Graham Reid | | 1 min read
In a cover which looks like it was thought up by a couple of drug-addled on-line kids -- and with a title from a B-grade movie -- comes the latest album by one of the great ignored/overlooked/wayward talents from the South.
This is a man for whom a never-recorded, whiskey-soaked Sun session overseen by a voodoo priestess with Mick'n'Keith (c '72) formed the cornerstone of this album -- which has elements of Exile on Main Street as much as Charley Pride and a desperate Hank Williams.
Dickinson -- not one of the greatest singers we'll concede immediately -- is perhaps the blackest whiteman on the planet (he once got away with recording as Little Muddy) and now in his late 60s (that's my guess). And now he has unleashed yet another brittle, unscholarly and unrepentant album of Southern blues-rock shot through with fears, rage, swampy guitar solos, moonshine-cured soul-blues vocals and much more besides.
Not many listeners know about James Luther Dickinson -- but as Jim Dickinson he played piano on dissolute Stones' sessions in the early 70s (he's on Wild Horses), produced Big Star and other classic Memphis albums (Replacements/Green on Red/Tav Falco), and counted among his fellow travellers early Ry Cooder and Screamin' Jay Hawkins.
He is a major figure in the whole "It Crawled From Memphis" scene.
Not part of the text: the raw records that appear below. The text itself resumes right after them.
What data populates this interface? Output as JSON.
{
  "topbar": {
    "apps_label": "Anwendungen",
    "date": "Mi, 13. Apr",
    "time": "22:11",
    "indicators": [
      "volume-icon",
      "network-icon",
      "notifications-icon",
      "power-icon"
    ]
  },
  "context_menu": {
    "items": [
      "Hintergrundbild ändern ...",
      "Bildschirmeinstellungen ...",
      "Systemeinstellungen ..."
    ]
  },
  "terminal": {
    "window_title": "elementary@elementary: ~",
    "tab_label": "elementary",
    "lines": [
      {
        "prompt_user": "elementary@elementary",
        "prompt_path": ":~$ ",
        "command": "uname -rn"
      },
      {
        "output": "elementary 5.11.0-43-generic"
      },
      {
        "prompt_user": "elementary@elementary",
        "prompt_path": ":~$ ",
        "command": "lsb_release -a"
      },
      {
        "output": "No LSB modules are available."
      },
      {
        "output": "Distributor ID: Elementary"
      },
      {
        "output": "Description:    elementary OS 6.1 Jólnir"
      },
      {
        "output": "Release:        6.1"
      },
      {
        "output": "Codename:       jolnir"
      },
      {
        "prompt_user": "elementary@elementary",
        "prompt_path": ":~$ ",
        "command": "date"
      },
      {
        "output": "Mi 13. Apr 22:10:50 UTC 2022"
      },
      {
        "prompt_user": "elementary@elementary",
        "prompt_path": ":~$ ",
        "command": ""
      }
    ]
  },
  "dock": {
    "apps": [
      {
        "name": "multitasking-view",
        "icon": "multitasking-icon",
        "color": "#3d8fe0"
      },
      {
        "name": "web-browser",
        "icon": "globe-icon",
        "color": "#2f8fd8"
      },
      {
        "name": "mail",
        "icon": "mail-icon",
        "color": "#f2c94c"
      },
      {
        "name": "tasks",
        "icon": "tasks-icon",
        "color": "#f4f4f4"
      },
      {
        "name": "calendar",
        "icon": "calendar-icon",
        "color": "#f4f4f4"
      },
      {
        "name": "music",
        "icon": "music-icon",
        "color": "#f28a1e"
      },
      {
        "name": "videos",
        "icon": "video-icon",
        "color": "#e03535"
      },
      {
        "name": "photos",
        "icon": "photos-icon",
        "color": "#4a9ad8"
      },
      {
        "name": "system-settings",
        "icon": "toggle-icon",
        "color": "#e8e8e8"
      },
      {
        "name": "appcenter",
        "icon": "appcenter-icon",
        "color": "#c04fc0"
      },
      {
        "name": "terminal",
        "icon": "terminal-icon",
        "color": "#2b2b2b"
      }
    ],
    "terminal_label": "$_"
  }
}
His sons are in the North Mississippi All Stars.
This is wayward, wild, sometimes sad-drunk, undisciplined and possibly -- in the ears of some -- so scattergun as to be unlistenable. It is also possibly too long for many.
In other words, Elsewhere music.
Mine's a double . . .